Burrowing behaviour is employed to assess pain-associated behaviour in laboratory rodents. To gain insight in how models of disease associated persistent pain and analgesics affect burrowing behaviour, we performed a systematic review and meta-analysis of studies that assessed burrowing behaviour. A systematic search in March 2020 and update in September 2020 was conducted in 4 databases. Study design characteristics and experimental data were extracted, followed by a random-effects meta-analysis. We explored the association between burrowing and monofilament-induced limb withdrawal. Dose response relationship was investigated for some analgesics. Forty-five studies were included in the meta-analysis, in which 16 model types and 14 drug classes were used. Most experiments used rat (79%) and male (72%) animals. Somatic inflammation and trauma induced neuropathy models were associated with reduced burrowing behaviour. Analgesics (NSAID and gabapentinoids) attenuated burrowing deficits in these models. Reporting of measures to reduce risk of bias was unclear except for randomisation which was high. There was not a correlation (R2 = 0.1421) between burrowing and monofilament-induced limb withdrawal. Opioids, gabapentin and naproxen showed reduced burrowing behaviour at high doses, while ibuprofen and celecoxib showed opposite trend. The findings indicate that burrowing could be used to assess pain-associated behaviour. We support the use of a portfolio of composite measures including spontaneous and stimulus-evoked tests. The information collected here could help in designing experiments involving burrowing assessment in models of disease associated pain.

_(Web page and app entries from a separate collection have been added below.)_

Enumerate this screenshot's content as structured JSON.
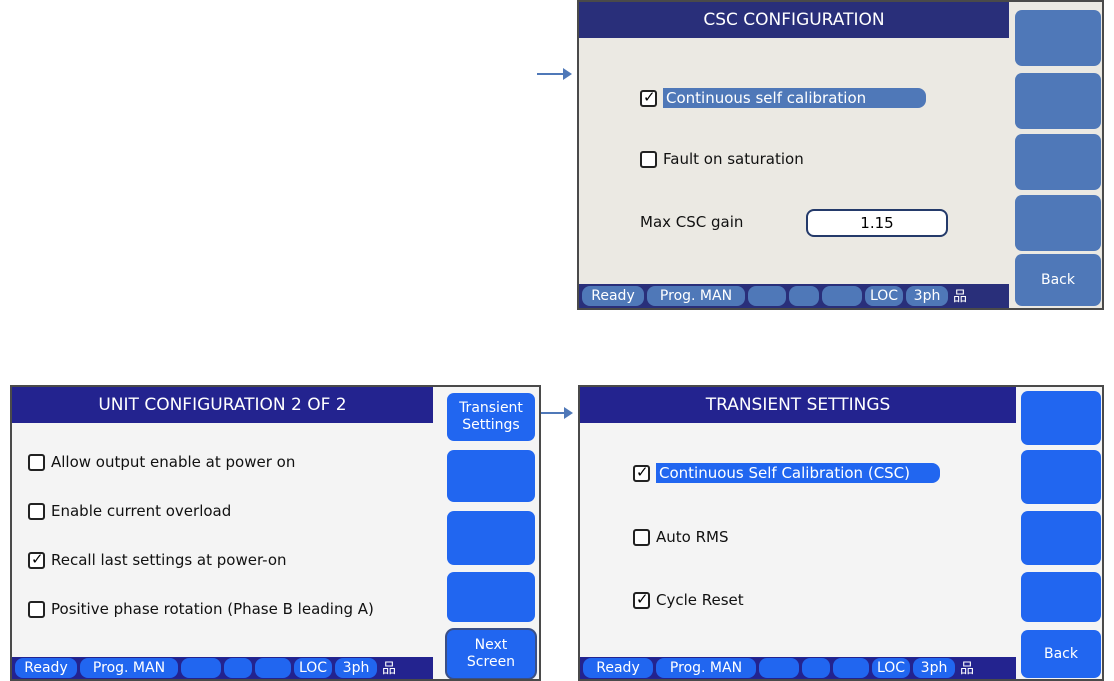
{
  "csc_screen": {
    "title": "CSC CONFIGURATION",
    "options": [
      {
        "label": "Continuous self calibration",
        "checked": true,
        "selected": true
      },
      {
        "label": "Fault on saturation",
        "checked": false,
        "selected": false
      }
    ],
    "max_gain_label": "Max CSC gain",
    "max_gain_value": "1.15",
    "side_buttons": [
      "",
      "",
      "",
      "",
      "Back"
    ],
    "status": {
      "ready": "Ready",
      "prog": "Prog. MAN",
      "loc": "LOC",
      "phase": "3ph"
    }
  },
  "unit_screen": {
    "title": "UNIT CONFIGURATION 2 OF 2",
    "options": [
      {
        "label": "Allow output enable at power on",
        "checked": false
      },
      {
        "label": "Enable current overload",
        "checked": false
      },
      {
        "label": "Recall last settings at power-on",
        "checked": true
      },
      {
        "label": "Positive phase rotation (Phase B leading A)",
        "checked": false
      }
    ],
    "side_buttons": [
      "Transient Settings",
      "",
      "",
      "",
      "Next Screen"
    ],
    "status": {
      "ready": "Ready",
      "prog": "Prog. MAN",
      "loc": "LOC",
      "phase": "3ph"
    }
  },
  "transient_screen": {
    "title": "TRANSIENT SETTINGS",
    "options": [
      {
        "label": "Continuous Self Calibration (CSC)",
        "checked": true,
        "selected": true
      },
      {
        "label": "Auto RMS",
        "checked": false,
        "selected": false
      },
      {
        "label": "Cycle Reset",
        "checked": true,
        "selected": false
      }
    ],
    "side_buttons": [
      "",
      "",
      "",
      "",
      "Back"
    ],
    "status": {
      "ready": "Ready",
      "prog": "Prog. MAN",
      "loc": "LOC",
      "phase": "3ph"
    }
  },
  "colors": {
    "csc_blue": "#4f78b8",
    "screen_blue": "#2166f0",
    "title_navy": "#23238f"
  }
}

Copyright © 2022 The Author(s). Published by Wolters Kluwer Health, Inc. on behalf of the International Association for the Study of Pain.